NH needs to rebuild its pool of talented workers
The state’s problem is not a lack of jobs, but of qualified employees
For decades, we have been hearing the refrain, “Cut expenses, cut taxes; government is bad.” But what does data say?
The U.S. Bureau of Economic Analysis shows that the highest gross domestic product growth rates in 2014 were in state economies based on fracking and other fossil fuel industries. Yes, they had low business taxes, but so did Alabama, where GDP growth was among the lowest in the nation. Meanwhile, California taxed businesses more than almost any other state, yet grew its GDP faster too.
Early in my entrepreneurial career, I was fortunate to have a mentor who taught me that you cannot grow a business, or an economy, by cutting costs. It is business revenues and employee salaries that create money flow into a company or an economy.
The sources of prosperity in New Hampshire are the businesses that sell products and services outside the state or that draw tourists into the state. Exporting companies, such as NH Ball Bearings, EMD Millipore and Hitchiner, draw wealth from around the globe. Even my husband’s and my small business, MobileRobots Inc., brought millions of dollars into New Hampshire every year.
These revenues then flow to local suppliers and to employees and families throughout the Monadnock Region. Best of all, exporting companies pay wages 18 percent higher than others, according to the National Association of Manufacturers, which means that local stores, services and eateries thrive. Once money lands in the state, then programs for buying local help keep it here.
Good government uses tax policy, legislation and the bully pulpit to build a system that manufactures prosperity. How can policies manufacture prosperity?
Gov. John Lynch used to invite business leaders annually to tell him how to help them. Every year, they pleaded for more talented, skilled employees as their primary need. Why? Because successful exporters have to pack more value into their products and services in order to compete in global markets. And that extra value comes from world-class employees.
You see, New Hampshire’s problem is not lack of jobs, it is a lack of skilled people of working age.
How do we rebuild our pool of talented, trained young people in New Hampshire? We need to reverse the policies of the Legislature that have driven young folks out of the state. This means keeping college costs down, building business-education partnerships, and adopting a competitive minimum wage — which data from adopting states shows does not harm the economy.
It means targeting a few key growth sectors for extra R&D to attract the innovators who seed industries. It means adopting policies that make affordable housing possible, while protecting the environment and communities we love. It means assuring that New Hampshire children born to unprepared parents receive the nurturing that builds brains and bodies, so they grow up ready to work instead of burdening society. It means supporting top-notch school systems, to attract young families.
But excellent schools do not have to equal costliest schools. To encourage educators to rethink 21st schooling, the state should provide innovation incentives.
How do we pay to construct this prosperity machine?

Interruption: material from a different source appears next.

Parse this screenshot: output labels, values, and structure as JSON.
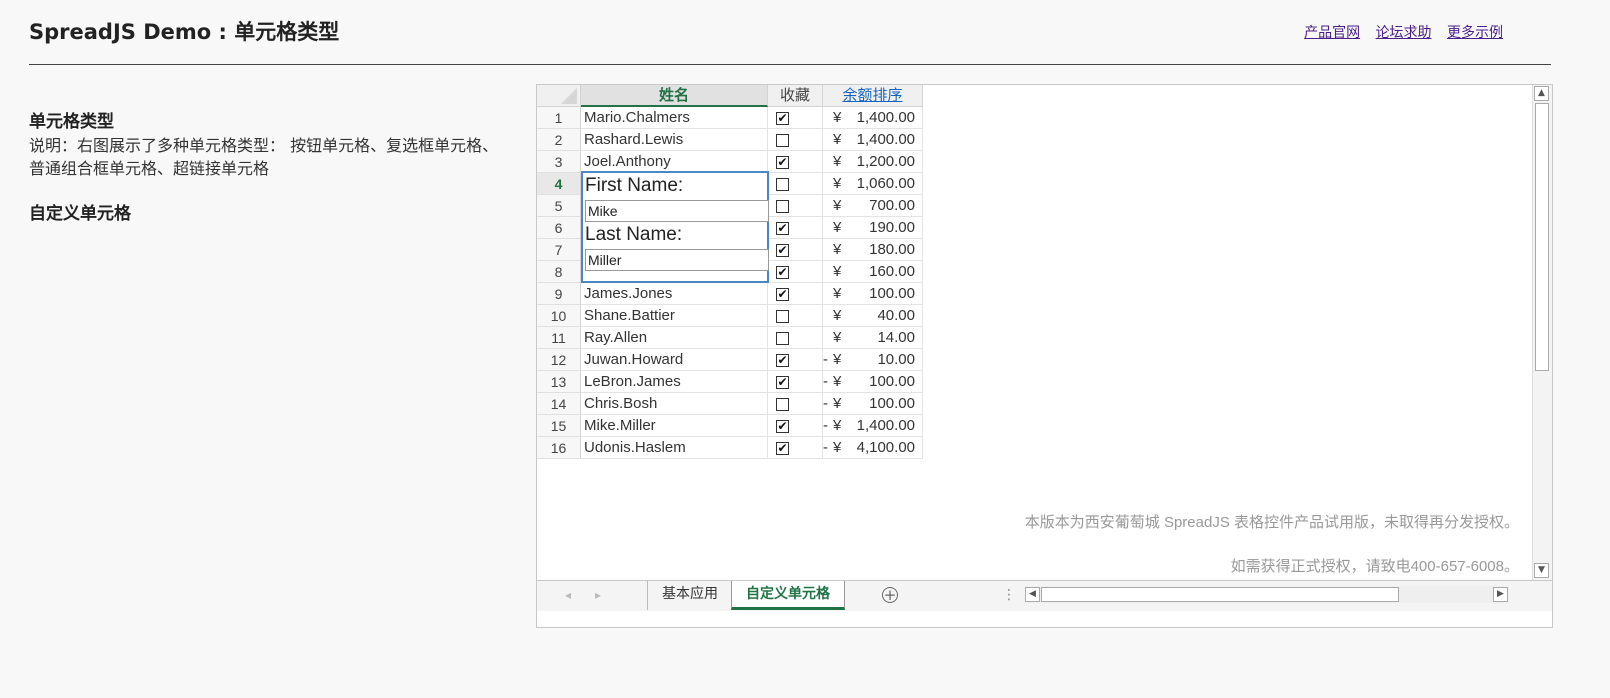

We reverse the niggling 0.3 percent business tax cut in the last budget, which was even opposed by many small businesses. Instead, we can use the $14 million to 90 million in lost revenues to create the system that will nurture and attract young talent and skills to the state so that our companies can grow.
This is government that is smart, with heart. Smart, because it designs prosperity into its budget and legislation. With heart, because it assures that the bounty of prosperity flows to all, even children who do not vote. And when hearts and heads concur, we will attract all the people and jobs we want to our beautiful, exceptional state.
Jeanne Dietsch leads the Peterborough Economic Development Authority Strategic Planning Committee and recently announced her candidacy in Senate District 9.